▸ **Materials provided**
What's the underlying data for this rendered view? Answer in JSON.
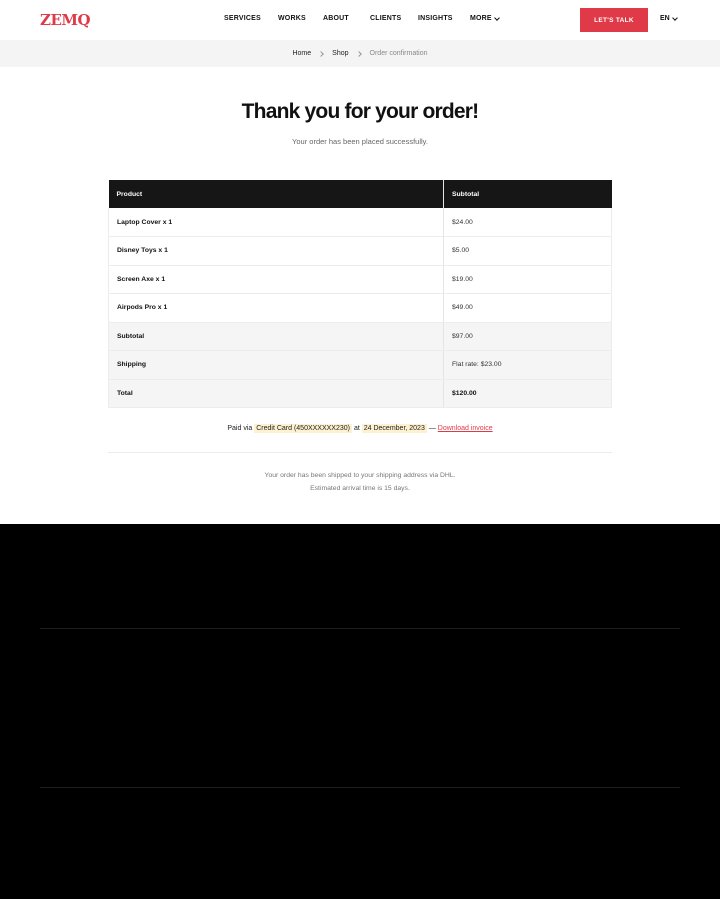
{
  "header": {
    "logo": "ZEMQ",
    "nav": [
      "SERVICES",
      "WORKS",
      "ABOUT",
      "CLIENTS",
      "INSIGHTS",
      "MORE"
    ],
    "cta": "LET'S TALK",
    "lang": "EN"
  },
  "breadcrumb": [
    "Home",
    "Shop",
    "Order confirmation"
  ],
  "page": {
    "title": "Thank you for your order!",
    "subtitle": "Your order has been placed successfully."
  },
  "table": {
    "headers": [
      "Product",
      "Subtotal"
    ],
    "items": [
      {
        "name": "Laptop Cover x 1",
        "price": "$24.00"
      },
      {
        "name": "Disney Toys x 1",
        "price": "$5.00"
      },
      {
        "name": "Screen Axe x 1",
        "price": "$19.00"
      },
      {
        "name": "Airpods Pro x 1",
        "price": "$49.00"
      }
    ],
    "summary": [
      {
        "name": "Subtotal",
        "price": "$97.00"
      },
      {
        "name": "Shipping",
        "price": "Flat rate: $23.00"
      },
      {
        "name": "Total",
        "price": "$120.00"
      }
    ]
  },
  "payment": {
    "prefix": "Paid via",
    "method": "Credit Card (450XXXXXX230)",
    "at": "at",
    "date": "24 December, 2023",
    "dash": "—",
    "invoice_link": "Download invoice"
  },
  "shipping_note": {
    "line1": "Your order has been shipped to your shipping address via DHL.",
    "line2": "Estimated arrival time is 15 days."
  },
  "colors": {
    "accent": "#e03a48",
    "table_header": "#161616",
    "highlight": "#fdf1cf",
    "footer": "#000000"
  }
}
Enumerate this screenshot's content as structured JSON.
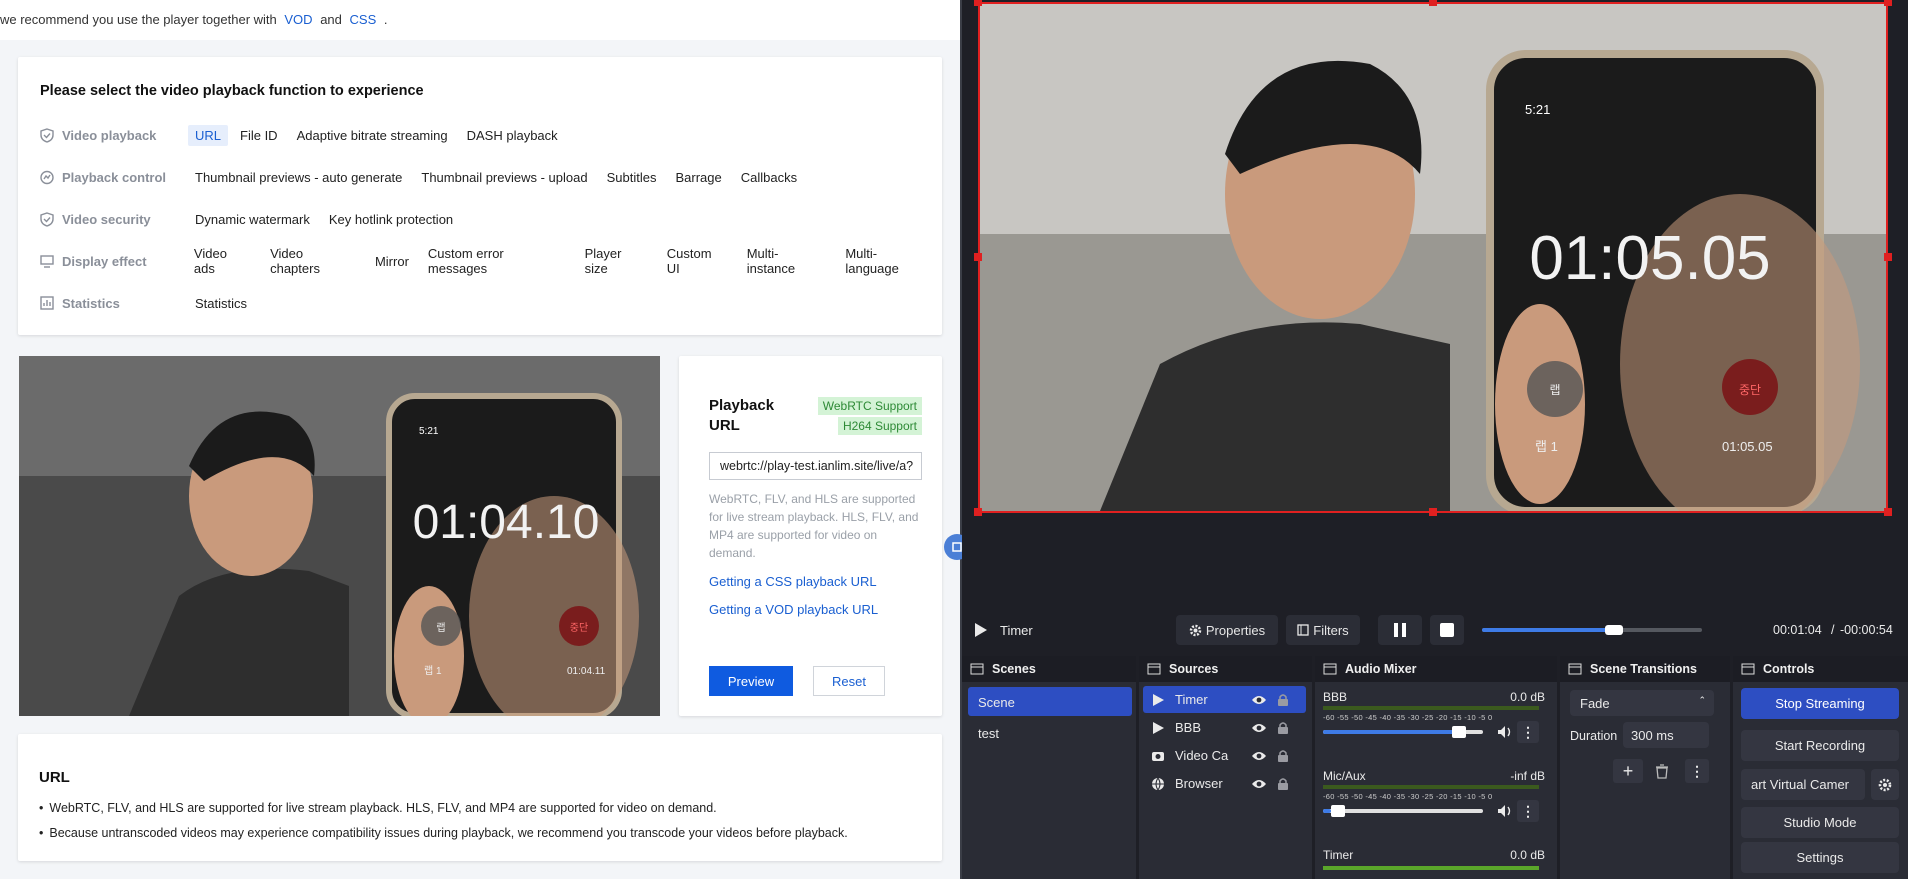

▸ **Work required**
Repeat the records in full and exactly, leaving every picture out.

▸ **Task answer**
What's the underlying data for this rendered view? Answer in JSON.
{
  "header": {
    "logo": "ZEMQ",
    "nav": [
      "SERVICES",
      "WORKS",
      "ABOUT",
      "CLIENTS",
      "INSIGHTS",
      "MORE"
    ],
    "cta": "LET'S TALK",
    "lang": "EN"
  },
  "breadcrumb": [
    "Home",
    "Shop",
    "Order confirmation"
  ],
  "page": {
    "title": "Thank you for your order!",
    "subtitle": "Your order has been placed successfully."
  },
  "table": {
    "headers": [
      "Product",
      "Subtotal"
    ],
    "items": [
      {
        "name": "Laptop Cover x 1",
        "price": "$24.00"
      },
      {
        "name": "Disney Toys x 1",
        "price": "$5.00"
      },
      {
        "name": "Screen Axe x 1",
        "price": "$19.00"
      },
      {
        "name": "Airpods Pro x 1",
        "price": "$49.00"
      }
    ],
    "summary": [
      {
        "name": "Subtotal",
        "price": "$97.00"
      },
      {
        "name": "Shipping",
        "price": "Flat rate: $23.00"
      },
      {
        "name": "Total",
        "price": "$120.00"
      }
    ]
  },
  "payment": {
    "prefix": "Paid via",
    "method": "Credit Card (450XXXXXX230)",
    "at": "at",
    "date": "24 December, 2023",
    "dash": "—",
    "invoice_link": "Download invoice"
  },
  "shipping_note": {
    "line1": "Your order has been shipped to your shipping address via DHL.",
    "line2": "Estimated arrival time is 15 days."
  },
  "colors": {
    "accent": "#e03a48",
    "table_header": "#161616",
    "highlight": "#fdf1cf",
    "footer": "#000000"
  }
}
Enumerate this screenshot's content as structured JSON.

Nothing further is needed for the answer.